Cookies

We use cookies to ensure that we give you the best experience on our website. You can change your cookie settings at any time. Otherwise, we'll assume you're OK to continue.

Islam, Law and Modernity

Research

Publication details

Bohlander, Michael. (2011). Radbruch Redux: The need for revisiting the conversation between common and civil law at root level at the example of international criminal justice. Leiden Journal of International Law 24(2): 393-410.

Author(s) from Durham

Abstract

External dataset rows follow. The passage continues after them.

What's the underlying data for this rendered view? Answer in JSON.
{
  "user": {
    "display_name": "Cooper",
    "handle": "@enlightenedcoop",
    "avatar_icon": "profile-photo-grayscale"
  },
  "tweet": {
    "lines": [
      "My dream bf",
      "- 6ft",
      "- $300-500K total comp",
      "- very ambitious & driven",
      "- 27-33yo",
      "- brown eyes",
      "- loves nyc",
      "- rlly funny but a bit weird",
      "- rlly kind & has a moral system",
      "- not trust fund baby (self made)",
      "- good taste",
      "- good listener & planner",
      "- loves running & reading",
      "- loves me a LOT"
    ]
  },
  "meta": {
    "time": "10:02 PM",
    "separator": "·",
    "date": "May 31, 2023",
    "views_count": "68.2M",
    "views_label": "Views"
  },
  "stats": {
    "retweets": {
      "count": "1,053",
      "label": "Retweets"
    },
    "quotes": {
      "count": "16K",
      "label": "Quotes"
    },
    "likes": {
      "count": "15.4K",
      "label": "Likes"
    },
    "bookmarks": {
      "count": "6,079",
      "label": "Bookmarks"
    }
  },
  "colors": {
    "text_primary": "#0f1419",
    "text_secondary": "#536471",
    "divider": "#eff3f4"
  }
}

International criminal justice is based to a large extent on extrapolations from criminal-law research on domestic systems. The difficult exercise of arriving at a common denominator is exacerbated by the systemic dichotomy of the so-called common-law and civil-law models, which, in turn, have now been joined by a third contender: public international law. Each of these has its own methods of approaching the task of solving legal problems. This paper queries the inter-model conversation that is happening so far and asks the question as to whether it is necessary to hold this discussion at a much more fundamental level than it would seem has been the case so far. It does so at the example of the relationship between German and English and Welsh law, but its concerns and conclusions merit consideration for the entire debate between the systems.

Islam, Law and Modernity